Are we losing touch with nature? Is there a generation(s) of children coming up who can only relate to nature distantly, without the true experience of touch, sight, and smell? Today there is more information than ever - more books, more videos, more connections via the Internet for children to learn about nature. But are the oceans, the forests, the plants and animals all becoming just words and images from which we hope that children will grow to respect, protect, and conserve?
Let's hope not, but it is a real concern. I come from a generation who, even when growing up in the populated suburbs of Southern California, chased the butterflies, ate a little dirt, and dreamed of being an explorer. But today, in our hand sanitized, digital screened, concrete mall existence, there can be a real disconnect between the indoor world and the outdoor world.
From the United Arab Emirates, comes an interesting article written by Louisa Wilkins and published in the GulfNews. In How Nature Can Help Your Child, she writes of the changes in how children experience nature and what that can mean not only to the collective fate of the outdoors but to the health, mental and physical, of coming generations.
"In the same way that children need food, water and sleep in order to grow and develop to their full potential, so they need nature. Not only because an hour of play outside in the elements is more physical than an hour on the sofa, but because there are other, more subtle, consequences of children losing touch with nature. [Author, Richard] Louv says, 'Nature-deficit disorder describes the human costs of alienation from nature, among them: diminished use of the senses, attention difficulties, and higher rates of physical and emotional illnesses.' According to his research, the disorder is not just limited to individuals, but entire families and communities. He says, 'Nature-deficit can even change human behaviour in cities, which could ultimately affect their design, since long-standing studies show a relationship between the absence, or inaccessibility, of parks and open space with high crime rates, depression, and other urban maladies.'"
There is a segment of readers to this blog who are parents and who have thanked me for some of the information I have provided for their children.

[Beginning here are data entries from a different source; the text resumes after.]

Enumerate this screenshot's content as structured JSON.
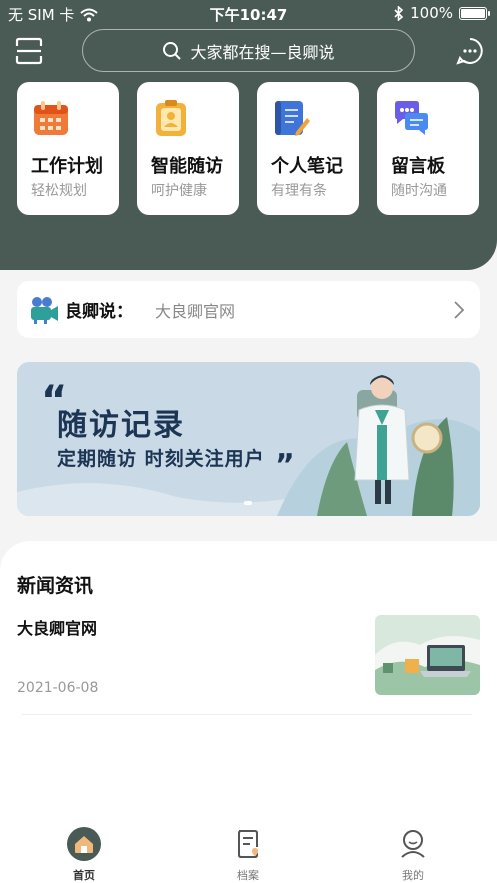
{
  "status": {
    "carrier": "无 SIM 卡",
    "time": "下午10:47",
    "battery": "100%"
  },
  "search": {
    "placeholder": "大家都在搜—良卿说"
  },
  "cards": [
    {
      "title": "工作计划",
      "subtitle": "轻松规划",
      "icon": "calendar-icon",
      "color": "#f07a3a"
    },
    {
      "title": "智能随访",
      "subtitle": "呵护健康",
      "icon": "clipboard-icon",
      "color": "#f2b13a"
    },
    {
      "title": "个人笔记",
      "subtitle": "有理有条",
      "icon": "notebook-icon",
      "color": "#3f74d9"
    },
    {
      "title": "留言板",
      "subtitle": "随时沟通",
      "icon": "chat-bubbles-icon",
      "color": "#6a5de8"
    }
  ],
  "notice": {
    "label": "良卿说：",
    "text": "大良卿官网"
  },
  "banner": {
    "line1": "随访记录",
    "line2": "定期随访 时刻关注用户",
    "page": 1,
    "page_count": 1
  },
  "news": {
    "heading": "新闻资讯",
    "items": [
      {
        "title": "大良卿官网",
        "date": "2021-06-08"
      }
    ]
  },
  "tabs": [
    {
      "label": "首页",
      "icon": "home-icon",
      "active": true
    },
    {
      "label": "档案",
      "icon": "archive-icon",
      "active": false
    },
    {
      "label": "我的",
      "icon": "profile-icon",
      "active": false
    }
  ],
  "colors": {
    "hero_bg": "#4a5a55",
    "page_bg": "#f4f4f4",
    "banner_bg": "#c9d9e5",
    "banner_text": "#1d3554"
  }
}
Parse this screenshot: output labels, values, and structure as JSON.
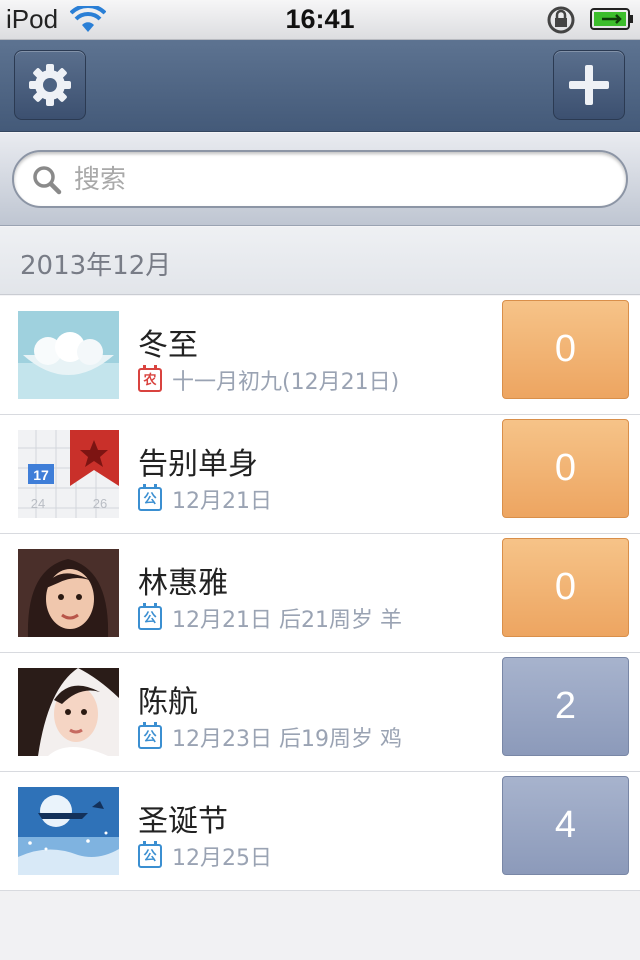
{
  "status_bar": {
    "carrier": "iPod",
    "time": "16:41"
  },
  "nav": {
    "settings_icon": "gear-icon",
    "add_icon": "plus-icon"
  },
  "search": {
    "placeholder": "搜索"
  },
  "section": {
    "title": "2013年12月"
  },
  "items": [
    {
      "title": "冬至",
      "calendar": "农",
      "date_text": "十一月初九(12月21日)",
      "count": "0",
      "count_color": "#eda561",
      "thumb": "dumplings"
    },
    {
      "title": "告别单身",
      "calendar": "公",
      "date_text": "12月21日",
      "count": "0",
      "count_color": "#eda561",
      "thumb": "calendar-bookmark"
    },
    {
      "title": "林惠雅",
      "calendar": "公",
      "date_text": "12月21日  后21周岁  羊",
      "count": "0",
      "count_color": "#eda561",
      "thumb": "portrait"
    },
    {
      "title": "陈航",
      "calendar": "公",
      "date_text": "12月23日  后19周岁  鸡",
      "count": "2",
      "count_color": "#8c9aba",
      "thumb": "portrait"
    },
    {
      "title": "圣诞节",
      "calendar": "公",
      "date_text": "12月25日",
      "count": "4",
      "count_color": "#8c9aba",
      "thumb": "christmas-night"
    }
  ]
}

I am most flattered by this as it is the next generation or two who will really have to move the bar forward regarding conservation, building on the awareness that adults today are trying to generate, and making it the norm. Louisa Wilkins' article is a great read for those parents - and for all of us - as a reminder of how we saw and experienced the outside world growing up and what our children may be missing today.
Read the entire article in the GulfNews.